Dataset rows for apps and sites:
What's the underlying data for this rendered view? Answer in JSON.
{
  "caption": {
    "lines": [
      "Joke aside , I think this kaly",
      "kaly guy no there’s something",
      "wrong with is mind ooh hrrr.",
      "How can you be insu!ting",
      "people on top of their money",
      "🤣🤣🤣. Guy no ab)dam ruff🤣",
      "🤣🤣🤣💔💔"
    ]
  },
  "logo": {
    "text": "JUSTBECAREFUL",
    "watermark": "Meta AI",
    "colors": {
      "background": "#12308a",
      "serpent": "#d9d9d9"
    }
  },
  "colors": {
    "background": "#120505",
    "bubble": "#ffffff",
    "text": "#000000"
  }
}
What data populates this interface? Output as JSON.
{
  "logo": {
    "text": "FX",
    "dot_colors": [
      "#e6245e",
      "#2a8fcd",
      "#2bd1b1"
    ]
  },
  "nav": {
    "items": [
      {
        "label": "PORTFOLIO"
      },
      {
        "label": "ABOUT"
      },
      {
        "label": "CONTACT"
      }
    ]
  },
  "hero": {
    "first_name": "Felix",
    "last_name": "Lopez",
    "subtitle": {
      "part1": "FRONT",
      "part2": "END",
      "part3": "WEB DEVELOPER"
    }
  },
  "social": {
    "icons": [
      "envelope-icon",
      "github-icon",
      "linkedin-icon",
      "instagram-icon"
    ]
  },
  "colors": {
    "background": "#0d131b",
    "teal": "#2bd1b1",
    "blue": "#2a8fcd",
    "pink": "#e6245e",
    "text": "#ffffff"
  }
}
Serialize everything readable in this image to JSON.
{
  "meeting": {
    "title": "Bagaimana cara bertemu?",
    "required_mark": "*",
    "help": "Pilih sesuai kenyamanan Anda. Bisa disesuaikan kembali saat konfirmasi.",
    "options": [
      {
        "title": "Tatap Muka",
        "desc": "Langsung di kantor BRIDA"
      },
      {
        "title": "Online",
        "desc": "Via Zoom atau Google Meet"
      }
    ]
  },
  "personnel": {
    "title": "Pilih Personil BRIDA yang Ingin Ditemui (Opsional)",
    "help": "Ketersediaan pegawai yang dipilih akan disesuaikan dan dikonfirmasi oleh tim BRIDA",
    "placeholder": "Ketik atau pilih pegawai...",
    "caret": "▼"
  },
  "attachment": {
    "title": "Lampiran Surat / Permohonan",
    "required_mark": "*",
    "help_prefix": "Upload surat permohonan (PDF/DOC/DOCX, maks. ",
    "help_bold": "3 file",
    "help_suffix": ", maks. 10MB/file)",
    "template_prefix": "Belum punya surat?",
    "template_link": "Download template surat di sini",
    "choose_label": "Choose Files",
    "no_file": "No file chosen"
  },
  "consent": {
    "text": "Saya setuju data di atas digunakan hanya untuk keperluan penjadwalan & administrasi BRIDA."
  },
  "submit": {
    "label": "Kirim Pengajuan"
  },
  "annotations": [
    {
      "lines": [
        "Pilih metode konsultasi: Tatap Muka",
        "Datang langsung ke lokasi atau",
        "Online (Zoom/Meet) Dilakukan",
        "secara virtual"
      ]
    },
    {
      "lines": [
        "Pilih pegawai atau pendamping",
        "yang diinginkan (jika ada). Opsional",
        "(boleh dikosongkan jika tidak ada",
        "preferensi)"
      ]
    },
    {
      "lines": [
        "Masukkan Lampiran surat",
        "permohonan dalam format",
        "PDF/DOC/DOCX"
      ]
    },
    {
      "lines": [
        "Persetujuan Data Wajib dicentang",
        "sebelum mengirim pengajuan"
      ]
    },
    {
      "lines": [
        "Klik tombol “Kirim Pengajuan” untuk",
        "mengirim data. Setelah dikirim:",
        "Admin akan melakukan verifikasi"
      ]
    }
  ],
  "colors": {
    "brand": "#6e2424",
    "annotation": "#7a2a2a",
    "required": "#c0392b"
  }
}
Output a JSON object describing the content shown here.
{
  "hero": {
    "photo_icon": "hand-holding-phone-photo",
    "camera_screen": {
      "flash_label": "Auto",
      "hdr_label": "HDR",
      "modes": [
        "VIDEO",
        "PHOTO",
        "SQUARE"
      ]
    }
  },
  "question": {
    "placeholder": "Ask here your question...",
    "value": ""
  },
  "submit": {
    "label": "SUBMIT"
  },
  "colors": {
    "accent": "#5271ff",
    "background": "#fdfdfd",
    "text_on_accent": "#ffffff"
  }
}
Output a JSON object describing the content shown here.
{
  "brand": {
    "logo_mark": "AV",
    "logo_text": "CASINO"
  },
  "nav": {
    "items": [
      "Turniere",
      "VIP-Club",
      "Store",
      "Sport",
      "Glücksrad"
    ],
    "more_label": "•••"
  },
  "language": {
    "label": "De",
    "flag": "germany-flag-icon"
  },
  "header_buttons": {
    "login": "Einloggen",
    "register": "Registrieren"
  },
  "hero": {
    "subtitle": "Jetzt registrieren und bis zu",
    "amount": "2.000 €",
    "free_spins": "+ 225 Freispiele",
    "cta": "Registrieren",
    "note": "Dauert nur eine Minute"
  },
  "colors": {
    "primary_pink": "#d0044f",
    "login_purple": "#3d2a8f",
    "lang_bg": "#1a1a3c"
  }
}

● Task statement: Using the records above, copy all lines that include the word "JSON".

● Written solution:
What's the underlying data for this rendered view? Answer in JSON.
What data populates this interface? Output as JSON.
Serialize everything readable in this image to JSON.
Output a JSON object describing the content shown here.
Output a JSON object describing the content shown here.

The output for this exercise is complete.